» Task prompt
The response must reproduce exactly every line of the material below holding the word "function".

Input records Block Start

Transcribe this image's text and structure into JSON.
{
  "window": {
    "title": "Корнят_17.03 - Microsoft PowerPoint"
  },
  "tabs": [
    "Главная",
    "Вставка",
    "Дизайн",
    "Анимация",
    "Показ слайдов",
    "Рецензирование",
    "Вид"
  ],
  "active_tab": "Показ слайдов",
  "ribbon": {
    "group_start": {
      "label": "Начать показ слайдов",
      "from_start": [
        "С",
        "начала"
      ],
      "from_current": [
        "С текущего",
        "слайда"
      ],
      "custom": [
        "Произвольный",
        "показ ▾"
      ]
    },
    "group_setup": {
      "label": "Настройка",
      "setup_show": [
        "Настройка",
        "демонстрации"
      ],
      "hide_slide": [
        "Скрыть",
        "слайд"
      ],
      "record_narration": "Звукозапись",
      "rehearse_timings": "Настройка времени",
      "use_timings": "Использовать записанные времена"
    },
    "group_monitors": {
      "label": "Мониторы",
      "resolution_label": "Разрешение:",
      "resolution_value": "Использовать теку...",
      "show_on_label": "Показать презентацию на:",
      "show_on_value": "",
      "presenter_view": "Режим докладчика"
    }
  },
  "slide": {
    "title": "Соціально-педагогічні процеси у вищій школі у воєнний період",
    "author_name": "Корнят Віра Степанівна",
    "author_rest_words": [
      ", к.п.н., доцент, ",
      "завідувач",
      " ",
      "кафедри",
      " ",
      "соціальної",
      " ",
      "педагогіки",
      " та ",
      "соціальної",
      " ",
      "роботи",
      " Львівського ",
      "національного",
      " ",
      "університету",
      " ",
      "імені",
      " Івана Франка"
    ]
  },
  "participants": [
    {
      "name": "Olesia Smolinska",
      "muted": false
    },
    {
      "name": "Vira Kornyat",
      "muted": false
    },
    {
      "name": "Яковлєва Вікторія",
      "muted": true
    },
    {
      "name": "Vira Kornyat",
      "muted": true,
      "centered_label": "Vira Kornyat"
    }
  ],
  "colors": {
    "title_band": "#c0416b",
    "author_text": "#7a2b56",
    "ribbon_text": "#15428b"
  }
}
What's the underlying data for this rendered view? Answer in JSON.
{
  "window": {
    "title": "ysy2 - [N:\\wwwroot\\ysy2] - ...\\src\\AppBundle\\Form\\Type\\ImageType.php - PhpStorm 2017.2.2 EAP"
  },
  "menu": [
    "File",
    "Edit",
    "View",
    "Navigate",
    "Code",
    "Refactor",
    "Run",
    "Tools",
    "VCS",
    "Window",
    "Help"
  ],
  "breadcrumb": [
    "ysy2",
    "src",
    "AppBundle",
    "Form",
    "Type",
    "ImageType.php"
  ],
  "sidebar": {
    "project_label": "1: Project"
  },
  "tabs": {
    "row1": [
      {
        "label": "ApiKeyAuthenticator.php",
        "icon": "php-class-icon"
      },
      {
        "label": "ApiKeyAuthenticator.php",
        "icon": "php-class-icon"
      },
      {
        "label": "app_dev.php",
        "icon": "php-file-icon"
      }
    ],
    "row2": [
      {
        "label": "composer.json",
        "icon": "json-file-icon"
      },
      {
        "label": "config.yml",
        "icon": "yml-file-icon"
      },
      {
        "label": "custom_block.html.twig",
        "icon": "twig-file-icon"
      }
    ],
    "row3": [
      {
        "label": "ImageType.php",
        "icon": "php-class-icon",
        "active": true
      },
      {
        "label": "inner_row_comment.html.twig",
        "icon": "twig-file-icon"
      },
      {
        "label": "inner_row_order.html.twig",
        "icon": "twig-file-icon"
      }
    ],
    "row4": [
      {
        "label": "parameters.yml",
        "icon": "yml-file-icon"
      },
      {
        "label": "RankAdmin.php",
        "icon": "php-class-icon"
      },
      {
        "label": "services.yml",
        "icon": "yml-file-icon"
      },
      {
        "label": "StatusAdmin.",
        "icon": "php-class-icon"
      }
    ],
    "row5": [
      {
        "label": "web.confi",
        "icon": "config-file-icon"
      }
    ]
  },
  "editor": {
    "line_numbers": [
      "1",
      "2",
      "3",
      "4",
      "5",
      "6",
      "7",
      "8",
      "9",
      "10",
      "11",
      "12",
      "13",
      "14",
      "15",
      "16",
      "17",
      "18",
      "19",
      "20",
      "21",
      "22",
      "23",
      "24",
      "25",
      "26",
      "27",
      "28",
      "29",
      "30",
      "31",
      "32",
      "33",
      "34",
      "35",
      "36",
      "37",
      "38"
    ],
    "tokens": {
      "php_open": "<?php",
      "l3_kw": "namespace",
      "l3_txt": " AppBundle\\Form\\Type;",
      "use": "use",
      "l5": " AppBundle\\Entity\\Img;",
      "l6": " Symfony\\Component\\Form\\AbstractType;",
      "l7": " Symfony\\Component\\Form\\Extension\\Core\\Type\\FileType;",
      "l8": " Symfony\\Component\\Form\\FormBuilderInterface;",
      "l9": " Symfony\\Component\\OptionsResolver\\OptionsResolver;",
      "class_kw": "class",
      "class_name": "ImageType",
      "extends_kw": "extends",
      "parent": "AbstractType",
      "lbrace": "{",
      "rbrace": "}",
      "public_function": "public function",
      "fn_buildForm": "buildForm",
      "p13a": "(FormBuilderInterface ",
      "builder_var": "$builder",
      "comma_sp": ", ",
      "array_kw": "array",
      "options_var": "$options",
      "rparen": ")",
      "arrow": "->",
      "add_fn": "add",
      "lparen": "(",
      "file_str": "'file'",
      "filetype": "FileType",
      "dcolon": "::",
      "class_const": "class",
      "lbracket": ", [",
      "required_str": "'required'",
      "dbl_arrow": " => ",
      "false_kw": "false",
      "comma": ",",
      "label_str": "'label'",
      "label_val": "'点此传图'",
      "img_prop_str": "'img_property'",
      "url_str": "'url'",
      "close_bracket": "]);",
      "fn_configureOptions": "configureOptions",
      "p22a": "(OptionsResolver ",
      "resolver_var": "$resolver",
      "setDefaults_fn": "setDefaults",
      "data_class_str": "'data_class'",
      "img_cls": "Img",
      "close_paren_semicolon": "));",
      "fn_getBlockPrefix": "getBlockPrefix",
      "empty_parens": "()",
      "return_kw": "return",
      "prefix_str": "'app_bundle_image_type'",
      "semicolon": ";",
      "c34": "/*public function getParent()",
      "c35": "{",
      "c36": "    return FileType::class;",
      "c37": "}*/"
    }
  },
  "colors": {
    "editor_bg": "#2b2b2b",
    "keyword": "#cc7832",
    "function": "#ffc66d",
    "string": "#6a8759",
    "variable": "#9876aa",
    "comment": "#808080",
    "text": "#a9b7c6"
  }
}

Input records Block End

» Task output
      "public_function": "public function",
      "c34": "/*public function getParent()",
    "function": "#ffc66d",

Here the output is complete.